National Geographic : 1897 Dec
GEOGRAPHIC LITERATURE ture was but the dry and dusty bones of dead knowledge. So Miss Scid more's book comes as a fragrant breath direct from the lush nursery of the Orient-and a breath so redolent of the mystical potency of eastern legend (and western, too) as to regenerate the skeleton in full flesh and vigorous vitality. The author spent months in the country; she saw with occidental eyes, indeed, yet all the more clearly because without the curious oriental haze which distorts the vision, sometimes little, often much; her pen pictures and sun pictures alike bear inherent evidence of fidelity; and the general presentment of "The Garden of the East" is done in vigorous lines and strong colors.

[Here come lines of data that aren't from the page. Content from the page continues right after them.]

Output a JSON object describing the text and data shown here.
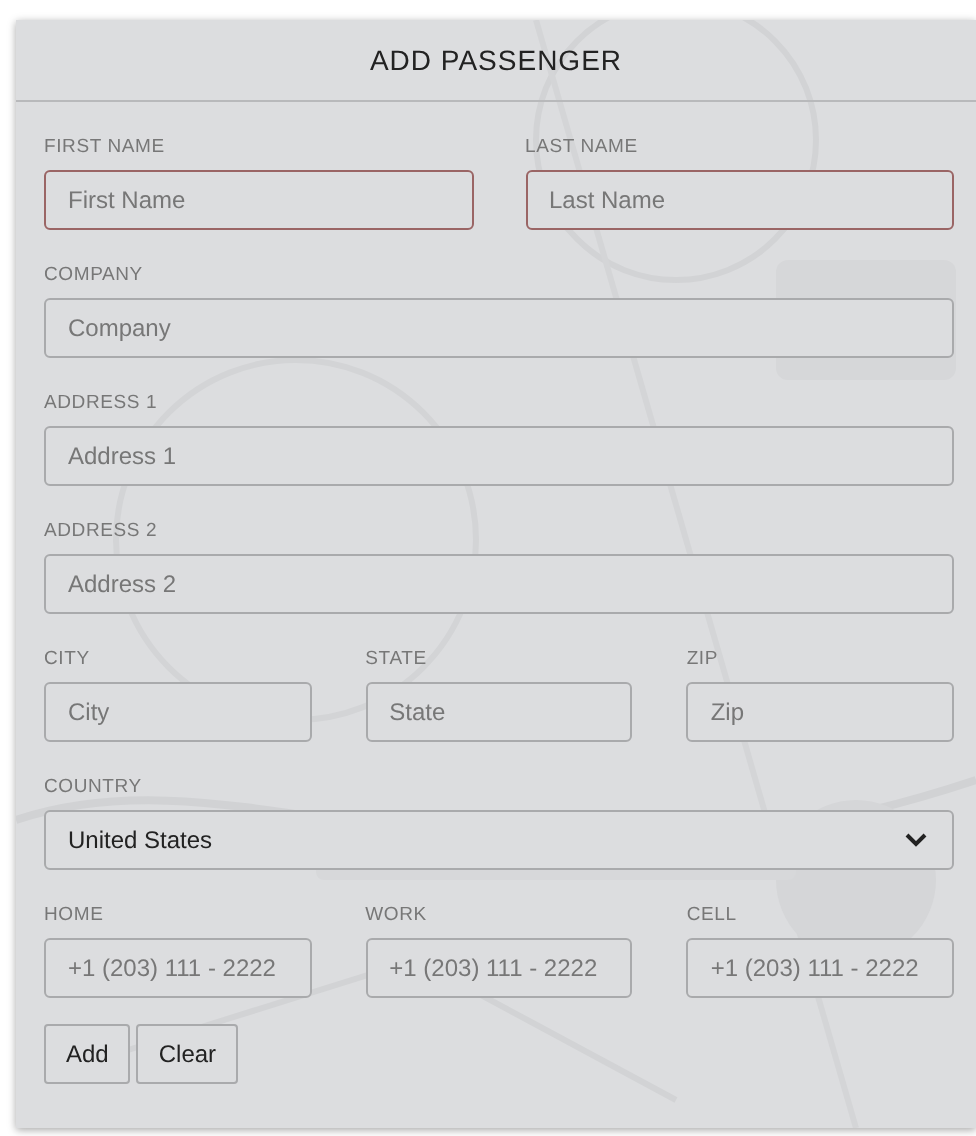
{
  "dialog": {
    "title": "ADD PASSENGER"
  },
  "rows": [
    [
      {
        "kind": "text",
        "label": "FIRST NAME",
        "placeholder": "First Name",
        "invalid": true
      },
      {
        "kind": "text",
        "label": "LAST NAME",
        "placeholder": "Last Name",
        "invalid": true
      }
    ],
    [
      {
        "kind": "text",
        "label": "COMPANY",
        "placeholder": "Company",
        "invalid": false
      }
    ],
    [
      {
        "kind": "text",
        "label": "ADDRESS 1",
        "placeholder": "Address 1",
        "invalid": false
      }
    ],
    [
      {
        "kind": "text",
        "label": "ADDRESS 2",
        "placeholder": "Address 2",
        "invalid": false
      }
    ],
    [
      {
        "kind": "text",
        "label": "CITY",
        "placeholder": "City",
        "invalid": false
      },
      {
        "kind": "text",
        "label": "STATE",
        "placeholder": "State",
        "invalid": false
      },
      {
        "kind": "text",
        "label": "ZIP",
        "placeholder": "Zip",
        "invalid": false
      }
    ],
    [
      {
        "kind": "select",
        "label": "COUNTRY",
        "value": "United States"
      }
    ],
    [
      {
        "kind": "text",
        "label": "HOME",
        "placeholder": "+1 (203) 111 - 2222",
        "invalid": false
      },
      {
        "kind": "text",
        "label": "WORK",
        "placeholder": "+1 (203) 111 - 2222",
        "invalid": false
      },
      {
        "kind": "text",
        "label": "CELL",
        "placeholder": "+1 (203) 111 - 2222",
        "invalid": false
      }
    ]
  ],
  "buttons": [
    "Add",
    "Clear"
  ]
}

As time passes, literature changes; of old, the writer devoted a lifetime to a book (writ perchance for a single reader), which was often a heaviness to the spirit; of late, a more fanciful yet more vigorous style has grown up under the pressure of magazine editors compelled to meet, more promptly than the book makers, the demands of modern readers; and now this literary quality which is represented by the best writings of two score authors, chiefly American-is going into the books. In this style Miss Scidmore writes; each sentence is filled with idea and every paragraph throbs with vitality and brims over with good humor, while the light of delicate fancy and solid culture shines out between the lines-each chapter is a gem, and the whole a chaplet of brilliants. The first chapter is " Singa pore and the Equator;" the second "In 'Java Major'; " the third " ' Batavia, Queen of the East'; " next "The Kampongs ; " then " To the Hills;" the sixth "A Dutch Sans Souci; " the seventh " In a Tropical Garden;" the eighth and ninth "The 'Culture System';" the tenth "Sinagar;" the eleventh "Plantation Life; " the twelfth "Across the Preanger Regencies;" the thirteenth "'To Tissak Malaya' ;" then " Prisoners of State at Boro Boedor," followed by " Boro Boedor " and " Boro Boedor and Mendoet; " the'seventeenth is " Brambanam ; " the eighteenth "Solo: the City of the Susunhan;" next is "The Land of Kris and Sarong;" then comes "Djokjakarta," followed by " Pakoe Alam: The 'Axis of the Universe' ; " the twenty-second is " ' Tjilatjap,' 'Chalachap,' ' Chelachap'; " then follows " Garoet and Papandayang," and lastly (save a rather too condensed index) follows " ' Salamat'," the soft farewell of the land of the Malay. It is impossible to epitomize these chapters, already condensed to the utmost; suffice it that apparently every appropriate subject is treated or at least touched lightly-the myth of the coco-de-mer is rectified and that of the " deadly upas" punctured skillfully; the coffee plantations are described, and the vile product of the local chef duly anathematized; the tea industry receives attention, and the unconventional hotel customs are not neglected; even Krakatoa, that world's volcano which happened to erupt so near to Java, comes in for a share of space. The book hardly professes to be scientific, and may be unworthy of entombment alongside the musty tomes of the Dutch societies; but it can be commended as a thoroughly readable and fully fin de siecle contribution to that semi-scientific literature which is neither so heavy as to sink straightway into the depths of desuetude nor so light as to drift into oblivion. WJM.